The opinion of the court was delivered by: LORD
Eugene Mitman has sued officials of Bucks County and the county itself alleging that his employment by the county was terminated because of his affiliation with the Democratic party. The case was tried before me without a jury December 15 through 17, 1982. I now make the following findings of fact and conclusions of law.
Mitman claims he was discharged from public employment solely because of his membership in the Democratic party. Mitman's political activities are protected by the first amendment. The defendants' actions are clearly under color of state law. Mitman therefore has stated a cause of action under 42 U.S.C. § 1983.
The dimensions of Mitman's claim were outlined in Branti v. Finkel, 445 U.S. 507, 63 L. Ed. 2d 574, 100 S. Ct. 1287 (1980) and Elrod v. Burns, 427 U.S. 347, 49 L. Ed. 2d 547, 96 S. Ct. 2673 (1976). Both opinions showed the Court's concern with "[conditioning] public employment on partisan support." Elrod, 427 U.S. at 356. Patronage dismissals essentially force employees to choose between jobs they would otherwise continue to hold and protected political beliefs. Branti and Elrod make clear that this is impermissible under the first and fourteenth amendments.
The more difficult question is the quantum of proof required of plaintiff. Must the political affiliation or nonaffiliation be the sole cause of the dismissal, or is it sufficient that the political posture be a substantial or motivating factor, although not the sole reason? It is true that in Branti the Court said, "to prevail in this type of an action, it was sufficient, as Elrod holds, for respondents to prove that they were discharged 'solely for the reason that they were not affiliated with or sponsored by the Democratic Party.'" Branti 445 U.S. at 517, quoting Elrod, 427 U.S. at 350.

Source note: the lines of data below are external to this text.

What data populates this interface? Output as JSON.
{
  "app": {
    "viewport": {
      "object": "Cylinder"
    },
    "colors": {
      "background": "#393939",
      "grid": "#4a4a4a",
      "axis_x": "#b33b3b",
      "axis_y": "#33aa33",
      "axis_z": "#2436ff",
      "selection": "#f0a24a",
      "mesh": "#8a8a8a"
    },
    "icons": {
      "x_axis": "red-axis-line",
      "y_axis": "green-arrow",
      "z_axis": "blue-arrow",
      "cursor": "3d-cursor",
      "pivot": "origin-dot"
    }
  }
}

However, in Mount Healthy School District v. Doyle, 429 U.S. 274, 50 L. Ed. 2d 471, 97 S. Ct. 568 (1977), Doyle sued the school district, claiming that the failure to renew his contract was based upon the exercise of his first amendment rights. The Court found the district court's original analysis inadequate and remanded for a determination of the motivation for the firing with the following guidelines: "Initially . . . the burden was properly placed upon respondent to show that his conduct was constitutionally protected, and that this conduct was a 'substantial factor' -- or, to put it in other words, that it was a 'motivating factor' in the Board's decision not to rehire him." Mount Healthy, 429 U.S. at 287 (footnote omitted).
Mount Healthy can only be read as not demanding that the political association (or non-association) be the sole factor. I do not believe that Branti and Elrod dictate a contrary result.
In the first place, the question of "sole cause" versus "substantial or motivating factor" was not before the Court in those cases. Mr. Justice Brennan defined the issue in Elrod : "This case presents the question whether the public employees who allege that they were discharged or threatened with discharge solely because of their partisan political affiliation or nonaffiliation state a claim for deprivation of constitutional rights secured by the First and Fourteenth Amendments." Elrod, 427 U.S. at 349.
Both Elrod and Branti focused on the definition of policy-making positions and not on the quantum of proof.
Of probably more importance is the nature of the freedom involved. If there are degrees of importance among the rights guaranteed by the first ten amendments -- and I believe there are -- freedom of speech and thought stands pre-eminent as the guarantor of a free democratic society. For example, as our society has evolved and the character of the country has changed, the third amendment prohibiting the quartering of soldiers in private homes has faded into relative inconsequentiality. The first amendment, on the other hand, has grown in its broad protections to the point where an actual interference with freedom of expression is not required to invoke its protections. A mere "chilling effect" is sufficient. Dombrowski v. Pfister, 380 U.S. 479, 14 L. Ed. 2d 22, 85 S. Ct. 1116 (1965).
A rule that would require proof that political considerations be the sole reason for discharge would significantly narrow the ambit of first amendment guarantees. This is so because of man's inevitable imperfections. I venture to say that there is no human who has not made one mistake or more in the performance of his job. Based upon this quality of human nature, any boss in a political position would never be at a loss to find some error which could be made the basis of a charge of incompetence, a charge which could be asserted as at least a contributing reason for the discharge. Such a resolution would not adequately protect the employee's constitutional rights. "The constitutional principle at stake is sufficiently vindicated if such an employee is placed in no worse a position than if he had not engaged in the conduct. A borderline or marginal candidate should not have the employment question resolved against him because of the constitutionally protected conduct." Mount Healthy City Board of Education v. Doyle, 429 U.S. at 285-86.
An employee who shows that he or she would not have been fired but for the protected conduct must prevail if the right to engage in that conduct is to be meaningful. I therefore conclude that the only rule consonant with first amendment aims is that stated in Mount Healthy.